▶ [Assignment]
Give the data again exactly, without images.

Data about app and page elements
————————

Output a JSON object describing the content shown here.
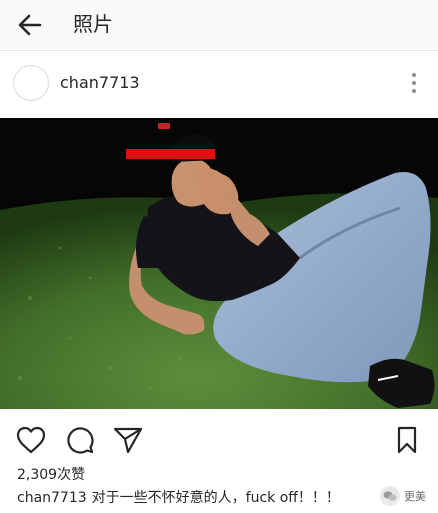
{
  "topbar": {
    "title": "照片",
    "back_icon": "arrow-left-icon"
  },
  "post": {
    "username": "chan7713",
    "more_icon": "more-vertical-icon",
    "likes": "2,309次赞",
    "caption_user": "chan7713",
    "caption_text": "对于一些不怀好意的人，fuck off！！！",
    "action_icons": [
      "heart-icon",
      "comment-icon",
      "share-icon",
      "bookmark-icon"
    ]
  },
  "watermark": {
    "text": "更美"
  },
  "colors": {
    "text": "#262626",
    "secondary": "#8e8e8e",
    "censor_bar": "#e01010",
    "grass": "#3f6b28",
    "jeans": "#8fa8c8"
  }
}
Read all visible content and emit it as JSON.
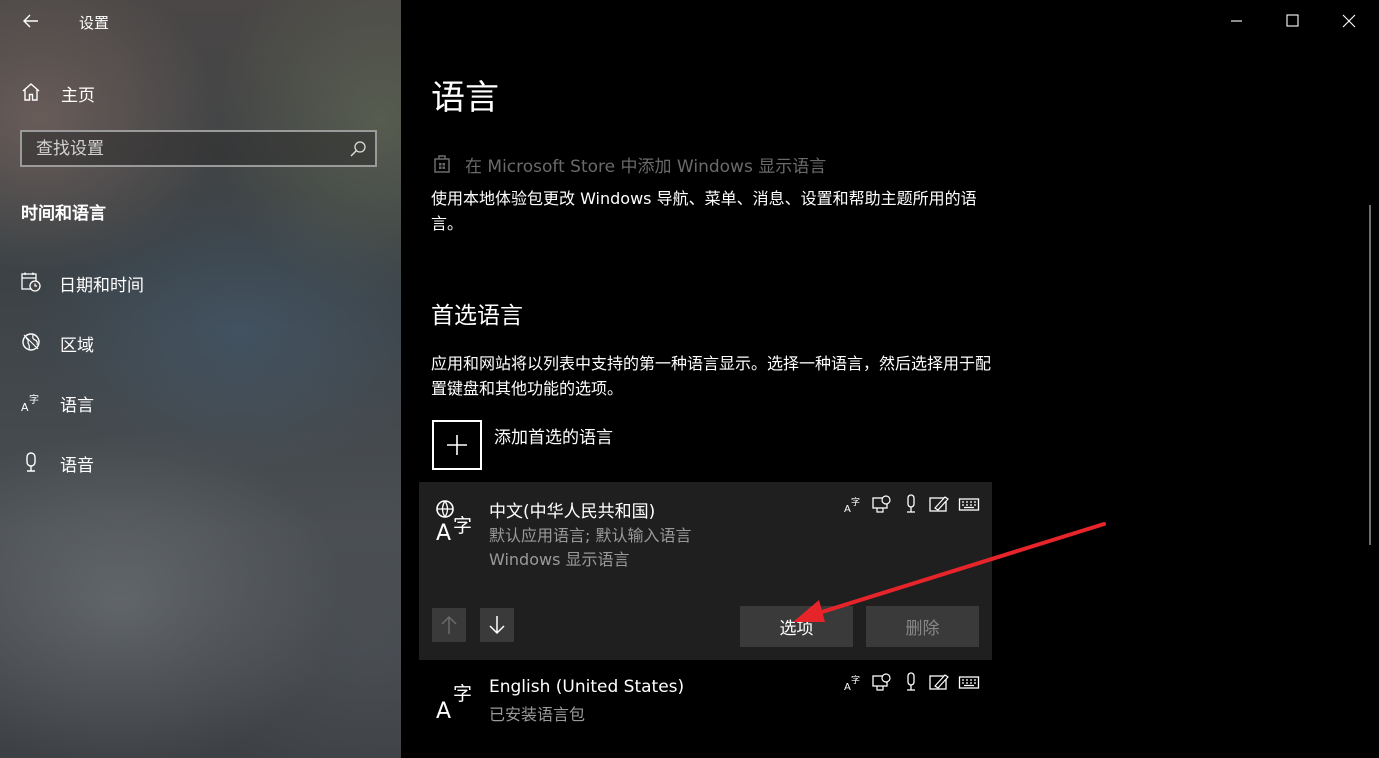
{
  "window": {
    "title": "设置",
    "controls": [
      "minimize-icon",
      "maximize-icon",
      "close-icon"
    ]
  },
  "sidebar": {
    "home_label": "主页",
    "search": {
      "placeholder": "查找设置",
      "value": ""
    },
    "section_title": "时间和语言",
    "items": [
      {
        "label": "日期和时间",
        "icon": "calendar-clock-icon"
      },
      {
        "label": "区域",
        "icon": "globe-region-icon"
      },
      {
        "label": "语言",
        "icon": "language-icon"
      },
      {
        "label": "语音",
        "icon": "microphone-icon"
      }
    ]
  },
  "main": {
    "title": "语言",
    "store_link": "在 Microsoft Store 中添加 Windows 显示语言",
    "store_desc": "使用本地体验包更改 Windows 导航、菜单、消息、设置和帮助主题所用的语言。",
    "preferred_title": "首选语言",
    "preferred_desc": "应用和网站将以列表中支持的第一种语言显示。选择一种语言，然后选择用于配置键盘和其他功能的选项。",
    "add_label": "添加首选的语言",
    "languages": [
      {
        "name": "中文(中华人民共和国)",
        "line1": "默认应用语言; 默认输入语言",
        "line2": "Windows 显示语言",
        "features": [
          "display-language-icon",
          "text-to-speech-icon",
          "speech-recognition-icon",
          "handwriting-icon",
          "keyboard-icon"
        ],
        "selected": true,
        "options_label": "选项",
        "remove_label": "删除",
        "move_up_enabled": false,
        "move_down_enabled": true
      },
      {
        "name": "English (United States)",
        "line1": "已安装语言包",
        "features": [
          "display-language-icon",
          "text-to-speech-icon",
          "speech-recognition-icon",
          "handwriting-icon",
          "keyboard-icon"
        ]
      }
    ]
  },
  "annotation": {
    "type": "red-arrow",
    "target": "options-button",
    "color": "#e8242b"
  },
  "colors": {
    "sidebar_tint": "#3f4346",
    "card_bg": "#1f1f1f",
    "button_bg": "#3a3a3a",
    "muted_text": "#9a9a9a",
    "disabled_text": "#6a6a6a"
  }
}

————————

▶ [Solution to the problem]
Output a JSON object describing the content shown here.
{
  "topbar": {
    "title": "照片",
    "back_icon": "arrow-left-icon"
  },
  "post": {
    "username": "chan7713",
    "more_icon": "more-vertical-icon",
    "likes": "2,309次赞",
    "caption_user": "chan7713",
    "caption_text": "对于一些不怀好意的人，fuck off！！！",
    "action_icons": [
      "heart-icon",
      "comment-icon",
      "share-icon",
      "bookmark-icon"
    ]
  },
  "watermark": {
    "text": "更美"
  },
  "colors": {
    "text": "#262626",
    "secondary": "#8e8e8e",
    "censor_bar": "#e01010",
    "grass": "#3f6b28",
    "jeans": "#8fa8c8"
  }
}
Read all visible content and emit it as JSON.
{
  "window": {
    "title": "设置",
    "controls": [
      "minimize-icon",
      "maximize-icon",
      "close-icon"
    ]
  },
  "sidebar": {
    "home_label": "主页",
    "search": {
      "placeholder": "查找设置",
      "value": ""
    },
    "section_title": "时间和语言",
    "items": [
      {
        "label": "日期和时间",
        "icon": "calendar-clock-icon"
      },
      {
        "label": "区域",
        "icon": "globe-region-icon"
      },
      {
        "label": "语言",
        "icon": "language-icon"
      },
      {
        "label": "语音",
        "icon": "microphone-icon"
      }
    ]
  },
  "main": {
    "title": "语言",
    "store_link": "在 Microsoft Store 中添加 Windows 显示语言",
    "store_desc": "使用本地体验包更改 Windows 导航、菜单、消息、设置和帮助主题所用的语言。",
    "preferred_title": "首选语言",
    "preferred_desc": "应用和网站将以列表中支持的第一种语言显示。选择一种语言，然后选择用于配置键盘和其他功能的选项。",
    "add_label": "添加首选的语言",
    "languages": [
      {
        "name": "中文(中华人民共和国)",
        "line1": "默认应用语言; 默认输入语言",
        "line2": "Windows 显示语言",
        "features": [
          "display-language-icon",
          "text-to-speech-icon",
          "speech-recognition-icon",
          "handwriting-icon",
          "keyboard-icon"
        ],
        "selected": true,
        "options_label": "选项",
        "remove_label": "删除",
        "move_up_enabled": false,
        "move_down_enabled": true
      },
      {
        "name": "English (United States)",
        "line1": "已安装语言包",
        "features": [
          "display-language-icon",
          "text-to-speech-icon",
          "speech-recognition-icon",
          "handwriting-icon",
          "keyboard-icon"
        ]
      }
    ]
  },
  "annotation": {
    "type": "red-arrow",
    "target": "options-button",
    "color": "#e8242b"
  },
  "colors": {
    "sidebar_tint": "#3f4346",
    "card_bg": "#1f1f1f",
    "button_bg": "#3a3a3a",
    "muted_text": "#9a9a9a",
    "disabled_text": "#6a6a6a"
  }
}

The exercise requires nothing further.